Eye For Film >> Movies >> Call Of Heroes (2016) Film Review
Call Of Heroes
Reviewed by: Jennie Kermode
In recent years, the Chinese government has expressed its dissatisfaction with the amount of nationally produced films focusing on fantasy, and has called for better depictions of the country's actual history. Setting his story in the Warlords Era in the early 20th Century, Benny Chan has answered that call. The result, ironically, has not been a big hit in China itself, but action-packed as it is, and beautiful to look at, it may well prove a success elsewhere.
The story concerns Pucheng, a small city (arguably more of a village) left vulnerable to a local warlord after the national army withdraws its troops to the front line. That warlord, the feared Cao Ling, has already routed the nearby Stone City, killing some of is inhabitants and forcing others to flee to Pucheng. Along the way, a small group of these refugees meets a drifter (Eddie Peng) whom the children call Monkey King and who introduces himself as Feng Ma - a mulberry bush of a name which itself implies what he later confesses: that he's carried around, directionless, by his horse Taipeng. For all his eccentricity, however, he's handy in a fight, and the refugees beg him to help them further. But the drifter has demons in his past and is not yet sure of his moral direction. As it emerges that he once served the same master as Cao's commander, the pragmatic yet steely Zhang Yi (Jacky Wu Jing), we are left to wonder what course he will take and how it will impact the fate of others.
The most straightforward hero in the film is Yang Kenan (Sean Lau Ching-wan), Pucheng's sheriff, who, upon catching Cao's son Shaolin (Louis Koo) at the scene of a bloody murder, refuses to hand over his prisoner, and thereby incurs the warlord's wrath. As his own people plead with him to change his mind, Yang is torn between two different duties, and tries to warn them that Cao may well have them all killed regardless of what they do. What follows is a story that mingles philosophy with frenetic action, personal drama with epic confrontation.

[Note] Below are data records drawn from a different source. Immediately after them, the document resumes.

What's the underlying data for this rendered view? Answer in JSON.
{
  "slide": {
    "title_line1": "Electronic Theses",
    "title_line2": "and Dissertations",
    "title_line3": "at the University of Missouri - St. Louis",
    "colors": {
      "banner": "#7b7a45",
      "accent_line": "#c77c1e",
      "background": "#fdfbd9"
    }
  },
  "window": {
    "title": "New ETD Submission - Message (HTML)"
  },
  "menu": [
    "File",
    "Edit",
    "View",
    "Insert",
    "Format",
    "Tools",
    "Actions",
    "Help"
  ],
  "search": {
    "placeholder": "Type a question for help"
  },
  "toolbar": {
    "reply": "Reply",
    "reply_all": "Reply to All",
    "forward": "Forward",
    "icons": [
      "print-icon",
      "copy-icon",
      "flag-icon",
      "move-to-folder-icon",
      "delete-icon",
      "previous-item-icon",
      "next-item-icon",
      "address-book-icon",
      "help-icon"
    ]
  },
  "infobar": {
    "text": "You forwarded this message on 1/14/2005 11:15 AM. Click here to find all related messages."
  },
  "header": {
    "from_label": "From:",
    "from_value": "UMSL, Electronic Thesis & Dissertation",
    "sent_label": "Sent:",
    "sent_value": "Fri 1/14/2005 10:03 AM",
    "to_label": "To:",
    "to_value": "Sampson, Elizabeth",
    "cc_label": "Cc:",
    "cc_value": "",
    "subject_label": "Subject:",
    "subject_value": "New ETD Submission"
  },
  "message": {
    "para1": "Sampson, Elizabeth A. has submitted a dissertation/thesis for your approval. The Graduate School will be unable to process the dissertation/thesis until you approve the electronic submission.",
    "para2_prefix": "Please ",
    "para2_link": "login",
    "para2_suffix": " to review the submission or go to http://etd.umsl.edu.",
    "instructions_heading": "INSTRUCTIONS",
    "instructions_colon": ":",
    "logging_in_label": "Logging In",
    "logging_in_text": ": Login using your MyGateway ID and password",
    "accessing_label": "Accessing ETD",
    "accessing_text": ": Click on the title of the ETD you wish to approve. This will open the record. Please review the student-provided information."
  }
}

Meanwhile, another hero emerges in the background - Yang's wife (Yuan Quan), who can fight as fiercely as any of the men and who is, in turn, raising their little girl to be "a brave and heroic person."
Despite ts focus on Chinee history, Chan's work owes much of its style to Japan - in particular, to Akira Kurosawa, and to the westerns that were his inspiration. An early scene in which the drifter stumbles into town to have his beard trimmed by Yang is direct homage to the likes of High Plains Drifter. Numerous shots reflect Kurosawa's work, but Chan is no mere imitator, and has a real gift for this type of imagery. The elegance he brings to the film (much aided by Ben Lau's impressive set deign) helps to give it weight and balance out its more cartoonish side. Similarly, making room for Lau to do his oft-acclaimed thing as an actor assures s that there's more going on here than in the average martial arts flick.
When they come, though, those martial arts are impressive. Chan is a visceral director and what we see here is more bone-crunchingly vivid that in many fighting films, though it never becomes unrealistic. If there's one thing to complain about, it's that sometimes the fast cutting, together with the sheer number of people fighting at once in some scene, makes it hard to keep track of what's happening in individual showdowns; but in other places, notably a stand-out sequence in which the drifter takes on Zhang atop a mountain of stone jars, the fighting is pure poetry. What's more, the film delivers plenty of it, and spreads it out in such a way that there's no danger of viewers getting bored.
For all that he's packed in a lot of clichés, Chan has delivered a film that is consistently entertaining and will leave Western audiences, at least, looking forward to seeng what he does next.Reviewed on: 31 Dec 2016